§ DIRECTIONS FOR THIS TASK:
Using the data below, copy out all lines with the word "переход".

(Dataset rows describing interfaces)
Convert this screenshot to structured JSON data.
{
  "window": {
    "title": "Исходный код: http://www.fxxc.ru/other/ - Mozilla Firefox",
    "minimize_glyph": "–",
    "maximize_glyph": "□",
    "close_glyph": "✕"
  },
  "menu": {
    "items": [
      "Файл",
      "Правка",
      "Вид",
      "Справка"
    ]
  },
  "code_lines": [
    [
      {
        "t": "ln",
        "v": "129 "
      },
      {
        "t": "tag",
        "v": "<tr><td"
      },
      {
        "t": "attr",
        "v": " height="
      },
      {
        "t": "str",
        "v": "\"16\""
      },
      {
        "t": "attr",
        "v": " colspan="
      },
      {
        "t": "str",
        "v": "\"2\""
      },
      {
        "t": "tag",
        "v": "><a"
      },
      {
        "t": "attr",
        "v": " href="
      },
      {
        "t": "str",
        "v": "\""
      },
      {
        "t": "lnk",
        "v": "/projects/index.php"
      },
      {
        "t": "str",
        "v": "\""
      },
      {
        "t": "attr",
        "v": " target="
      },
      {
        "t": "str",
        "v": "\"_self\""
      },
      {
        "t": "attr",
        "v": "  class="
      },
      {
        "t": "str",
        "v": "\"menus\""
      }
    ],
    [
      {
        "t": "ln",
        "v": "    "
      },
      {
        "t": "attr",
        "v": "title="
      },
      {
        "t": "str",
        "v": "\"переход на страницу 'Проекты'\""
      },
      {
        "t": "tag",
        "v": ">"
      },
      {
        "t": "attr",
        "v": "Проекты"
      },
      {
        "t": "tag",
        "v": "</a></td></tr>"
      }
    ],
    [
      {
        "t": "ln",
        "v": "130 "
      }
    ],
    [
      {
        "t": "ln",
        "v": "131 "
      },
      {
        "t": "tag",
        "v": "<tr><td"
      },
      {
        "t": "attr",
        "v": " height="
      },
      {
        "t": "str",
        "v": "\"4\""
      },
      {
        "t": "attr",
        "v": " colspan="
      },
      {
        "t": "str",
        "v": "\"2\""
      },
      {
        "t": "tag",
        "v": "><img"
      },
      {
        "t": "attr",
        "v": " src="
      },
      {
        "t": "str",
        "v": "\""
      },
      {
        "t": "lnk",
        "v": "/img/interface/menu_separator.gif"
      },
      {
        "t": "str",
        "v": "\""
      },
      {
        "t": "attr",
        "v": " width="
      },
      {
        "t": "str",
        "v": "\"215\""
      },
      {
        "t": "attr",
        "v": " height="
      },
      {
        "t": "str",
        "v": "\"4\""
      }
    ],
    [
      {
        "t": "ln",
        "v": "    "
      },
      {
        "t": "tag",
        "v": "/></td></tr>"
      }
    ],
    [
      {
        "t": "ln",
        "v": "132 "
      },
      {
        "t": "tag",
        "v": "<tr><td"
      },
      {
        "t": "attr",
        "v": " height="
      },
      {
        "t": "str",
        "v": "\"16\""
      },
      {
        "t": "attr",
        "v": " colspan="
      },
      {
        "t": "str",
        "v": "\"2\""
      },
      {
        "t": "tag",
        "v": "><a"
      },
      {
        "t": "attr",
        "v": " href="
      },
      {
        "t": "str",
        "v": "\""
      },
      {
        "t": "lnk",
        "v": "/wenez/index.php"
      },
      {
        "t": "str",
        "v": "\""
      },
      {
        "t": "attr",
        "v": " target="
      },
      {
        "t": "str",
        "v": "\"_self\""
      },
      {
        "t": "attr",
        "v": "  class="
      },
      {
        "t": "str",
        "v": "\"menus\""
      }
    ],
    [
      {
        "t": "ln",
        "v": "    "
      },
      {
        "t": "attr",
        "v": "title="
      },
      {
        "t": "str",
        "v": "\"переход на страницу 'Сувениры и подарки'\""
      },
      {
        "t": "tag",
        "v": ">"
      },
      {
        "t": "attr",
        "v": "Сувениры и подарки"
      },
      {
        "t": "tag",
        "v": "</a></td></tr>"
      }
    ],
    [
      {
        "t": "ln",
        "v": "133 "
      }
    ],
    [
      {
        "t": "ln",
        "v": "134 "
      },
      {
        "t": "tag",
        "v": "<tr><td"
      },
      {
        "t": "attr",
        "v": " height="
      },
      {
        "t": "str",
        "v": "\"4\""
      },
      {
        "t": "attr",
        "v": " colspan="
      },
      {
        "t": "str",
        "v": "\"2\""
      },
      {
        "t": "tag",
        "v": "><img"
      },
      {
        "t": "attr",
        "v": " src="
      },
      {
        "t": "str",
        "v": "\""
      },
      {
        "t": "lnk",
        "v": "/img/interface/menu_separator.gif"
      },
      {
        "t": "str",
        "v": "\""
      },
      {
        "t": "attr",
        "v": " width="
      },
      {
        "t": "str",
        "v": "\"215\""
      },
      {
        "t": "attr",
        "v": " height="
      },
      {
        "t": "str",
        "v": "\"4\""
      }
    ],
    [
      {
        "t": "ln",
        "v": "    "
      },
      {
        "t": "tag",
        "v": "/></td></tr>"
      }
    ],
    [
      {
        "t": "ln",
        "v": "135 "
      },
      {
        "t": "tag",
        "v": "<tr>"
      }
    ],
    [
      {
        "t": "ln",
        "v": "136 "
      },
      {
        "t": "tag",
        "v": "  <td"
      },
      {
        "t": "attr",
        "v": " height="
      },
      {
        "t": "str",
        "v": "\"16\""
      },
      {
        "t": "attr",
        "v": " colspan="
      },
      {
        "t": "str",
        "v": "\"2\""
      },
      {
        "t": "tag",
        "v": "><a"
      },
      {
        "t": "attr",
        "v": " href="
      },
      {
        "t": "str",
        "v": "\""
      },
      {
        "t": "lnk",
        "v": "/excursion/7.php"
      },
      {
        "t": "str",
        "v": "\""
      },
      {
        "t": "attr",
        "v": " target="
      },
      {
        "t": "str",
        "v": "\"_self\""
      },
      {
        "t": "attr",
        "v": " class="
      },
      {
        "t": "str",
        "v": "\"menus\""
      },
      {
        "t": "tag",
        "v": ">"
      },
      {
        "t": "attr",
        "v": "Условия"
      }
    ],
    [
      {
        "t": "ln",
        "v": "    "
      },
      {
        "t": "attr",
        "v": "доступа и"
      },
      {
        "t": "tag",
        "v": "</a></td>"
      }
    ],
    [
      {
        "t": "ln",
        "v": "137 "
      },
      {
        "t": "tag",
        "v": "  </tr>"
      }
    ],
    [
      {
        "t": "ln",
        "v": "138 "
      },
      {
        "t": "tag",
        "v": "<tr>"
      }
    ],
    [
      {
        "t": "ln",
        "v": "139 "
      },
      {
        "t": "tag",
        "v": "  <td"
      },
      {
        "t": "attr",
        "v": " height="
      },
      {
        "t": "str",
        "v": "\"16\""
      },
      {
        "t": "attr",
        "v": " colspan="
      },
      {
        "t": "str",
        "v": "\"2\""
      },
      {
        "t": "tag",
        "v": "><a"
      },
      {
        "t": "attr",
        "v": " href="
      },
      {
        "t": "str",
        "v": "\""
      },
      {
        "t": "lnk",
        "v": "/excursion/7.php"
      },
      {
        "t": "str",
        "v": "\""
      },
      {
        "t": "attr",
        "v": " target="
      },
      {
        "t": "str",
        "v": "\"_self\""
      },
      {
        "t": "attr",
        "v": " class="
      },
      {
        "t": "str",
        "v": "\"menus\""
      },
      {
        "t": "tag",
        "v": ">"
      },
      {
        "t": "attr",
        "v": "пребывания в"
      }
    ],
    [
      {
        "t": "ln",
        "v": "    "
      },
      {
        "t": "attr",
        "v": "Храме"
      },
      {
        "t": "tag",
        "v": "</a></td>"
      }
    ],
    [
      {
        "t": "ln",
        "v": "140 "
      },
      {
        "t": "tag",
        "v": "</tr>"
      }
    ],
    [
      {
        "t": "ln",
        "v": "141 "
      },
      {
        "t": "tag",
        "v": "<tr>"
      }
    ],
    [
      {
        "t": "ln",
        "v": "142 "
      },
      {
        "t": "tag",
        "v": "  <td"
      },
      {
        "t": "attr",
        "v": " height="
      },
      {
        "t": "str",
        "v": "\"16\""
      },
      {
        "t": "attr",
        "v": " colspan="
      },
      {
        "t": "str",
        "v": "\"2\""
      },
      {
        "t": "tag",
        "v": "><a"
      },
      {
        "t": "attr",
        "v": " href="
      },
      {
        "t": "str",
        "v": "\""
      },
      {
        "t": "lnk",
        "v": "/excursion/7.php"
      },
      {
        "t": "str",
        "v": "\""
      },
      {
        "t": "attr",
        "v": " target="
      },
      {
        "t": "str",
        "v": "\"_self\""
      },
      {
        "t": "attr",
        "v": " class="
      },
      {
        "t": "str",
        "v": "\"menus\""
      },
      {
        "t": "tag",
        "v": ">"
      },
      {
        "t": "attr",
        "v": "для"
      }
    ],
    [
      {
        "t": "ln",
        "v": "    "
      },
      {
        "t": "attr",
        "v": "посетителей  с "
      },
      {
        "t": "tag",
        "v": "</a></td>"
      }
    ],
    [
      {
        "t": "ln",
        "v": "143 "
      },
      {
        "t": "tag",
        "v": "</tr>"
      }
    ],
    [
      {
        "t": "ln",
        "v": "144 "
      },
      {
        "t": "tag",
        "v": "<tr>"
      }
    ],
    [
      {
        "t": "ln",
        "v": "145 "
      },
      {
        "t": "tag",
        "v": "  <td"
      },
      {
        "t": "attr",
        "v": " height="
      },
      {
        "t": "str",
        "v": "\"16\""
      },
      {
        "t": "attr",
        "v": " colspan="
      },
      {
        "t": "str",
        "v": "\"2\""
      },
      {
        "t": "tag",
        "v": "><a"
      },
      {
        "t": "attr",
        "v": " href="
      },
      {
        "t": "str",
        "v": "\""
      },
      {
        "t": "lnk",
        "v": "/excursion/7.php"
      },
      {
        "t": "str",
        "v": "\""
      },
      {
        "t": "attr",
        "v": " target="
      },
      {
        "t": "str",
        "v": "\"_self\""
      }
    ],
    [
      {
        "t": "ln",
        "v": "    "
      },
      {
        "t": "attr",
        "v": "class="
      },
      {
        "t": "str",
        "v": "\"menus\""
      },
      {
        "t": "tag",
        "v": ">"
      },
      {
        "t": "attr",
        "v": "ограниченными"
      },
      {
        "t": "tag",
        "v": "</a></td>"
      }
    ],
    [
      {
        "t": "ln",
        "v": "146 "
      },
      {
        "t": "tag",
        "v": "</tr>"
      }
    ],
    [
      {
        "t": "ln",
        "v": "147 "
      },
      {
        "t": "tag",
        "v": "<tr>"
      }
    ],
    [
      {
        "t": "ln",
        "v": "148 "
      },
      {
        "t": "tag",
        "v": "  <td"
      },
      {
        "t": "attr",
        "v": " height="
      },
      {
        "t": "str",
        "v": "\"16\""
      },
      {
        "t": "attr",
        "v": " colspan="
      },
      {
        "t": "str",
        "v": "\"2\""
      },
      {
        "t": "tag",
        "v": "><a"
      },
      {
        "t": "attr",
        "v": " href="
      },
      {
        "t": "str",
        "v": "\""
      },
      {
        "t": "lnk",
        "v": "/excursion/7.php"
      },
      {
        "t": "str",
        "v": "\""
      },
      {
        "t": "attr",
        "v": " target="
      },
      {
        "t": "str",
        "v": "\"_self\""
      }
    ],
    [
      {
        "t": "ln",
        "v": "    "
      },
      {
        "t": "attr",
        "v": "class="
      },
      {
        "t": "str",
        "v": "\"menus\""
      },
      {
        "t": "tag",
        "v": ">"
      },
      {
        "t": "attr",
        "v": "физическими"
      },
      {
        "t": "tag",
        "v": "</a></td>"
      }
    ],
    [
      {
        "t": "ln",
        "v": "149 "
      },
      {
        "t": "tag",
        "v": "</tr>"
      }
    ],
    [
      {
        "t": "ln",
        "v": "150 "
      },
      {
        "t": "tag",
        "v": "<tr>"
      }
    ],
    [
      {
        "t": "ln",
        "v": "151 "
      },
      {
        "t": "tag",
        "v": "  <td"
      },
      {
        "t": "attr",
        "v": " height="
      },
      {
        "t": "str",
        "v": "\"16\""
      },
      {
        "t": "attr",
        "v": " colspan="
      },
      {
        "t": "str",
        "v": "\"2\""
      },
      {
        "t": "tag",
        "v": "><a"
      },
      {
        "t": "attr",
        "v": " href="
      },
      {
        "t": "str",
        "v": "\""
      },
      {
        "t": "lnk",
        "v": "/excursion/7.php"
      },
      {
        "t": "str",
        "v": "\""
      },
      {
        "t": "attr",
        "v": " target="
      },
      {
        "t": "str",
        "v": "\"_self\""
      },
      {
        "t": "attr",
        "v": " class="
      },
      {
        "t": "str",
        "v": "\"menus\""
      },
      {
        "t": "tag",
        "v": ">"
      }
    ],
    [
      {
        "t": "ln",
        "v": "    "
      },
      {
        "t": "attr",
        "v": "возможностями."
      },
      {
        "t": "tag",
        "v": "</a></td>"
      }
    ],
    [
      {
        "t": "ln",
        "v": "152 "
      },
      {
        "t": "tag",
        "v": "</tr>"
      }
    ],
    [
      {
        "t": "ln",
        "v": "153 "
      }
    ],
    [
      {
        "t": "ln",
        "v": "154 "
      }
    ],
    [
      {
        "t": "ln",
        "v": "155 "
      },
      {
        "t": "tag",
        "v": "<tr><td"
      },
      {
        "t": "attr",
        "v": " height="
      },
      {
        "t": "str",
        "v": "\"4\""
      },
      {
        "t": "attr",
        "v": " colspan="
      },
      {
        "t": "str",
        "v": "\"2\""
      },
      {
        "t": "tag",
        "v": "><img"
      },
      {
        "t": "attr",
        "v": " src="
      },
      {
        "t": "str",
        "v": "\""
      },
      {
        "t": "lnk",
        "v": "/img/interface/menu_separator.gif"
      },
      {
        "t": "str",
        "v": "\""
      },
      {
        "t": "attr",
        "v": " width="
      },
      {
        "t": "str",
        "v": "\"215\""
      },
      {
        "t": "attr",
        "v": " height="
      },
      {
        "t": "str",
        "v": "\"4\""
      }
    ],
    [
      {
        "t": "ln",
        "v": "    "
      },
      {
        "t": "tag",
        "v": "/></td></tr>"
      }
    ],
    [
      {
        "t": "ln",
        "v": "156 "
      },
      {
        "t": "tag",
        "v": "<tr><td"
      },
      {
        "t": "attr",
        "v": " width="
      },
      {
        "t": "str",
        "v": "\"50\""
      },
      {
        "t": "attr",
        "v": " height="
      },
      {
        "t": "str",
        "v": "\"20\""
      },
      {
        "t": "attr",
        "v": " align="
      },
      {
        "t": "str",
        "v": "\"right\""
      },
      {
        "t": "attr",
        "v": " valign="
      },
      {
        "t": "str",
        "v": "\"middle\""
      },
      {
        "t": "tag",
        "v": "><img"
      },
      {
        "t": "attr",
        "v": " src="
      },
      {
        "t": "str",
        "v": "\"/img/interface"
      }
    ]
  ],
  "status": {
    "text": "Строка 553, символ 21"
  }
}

§ WRITTEN SOLUTION:
        "v": "\"переход на страницу 'Проекты'\""
        "v": "\"переход на страницу 'Сувениры и подарки'\""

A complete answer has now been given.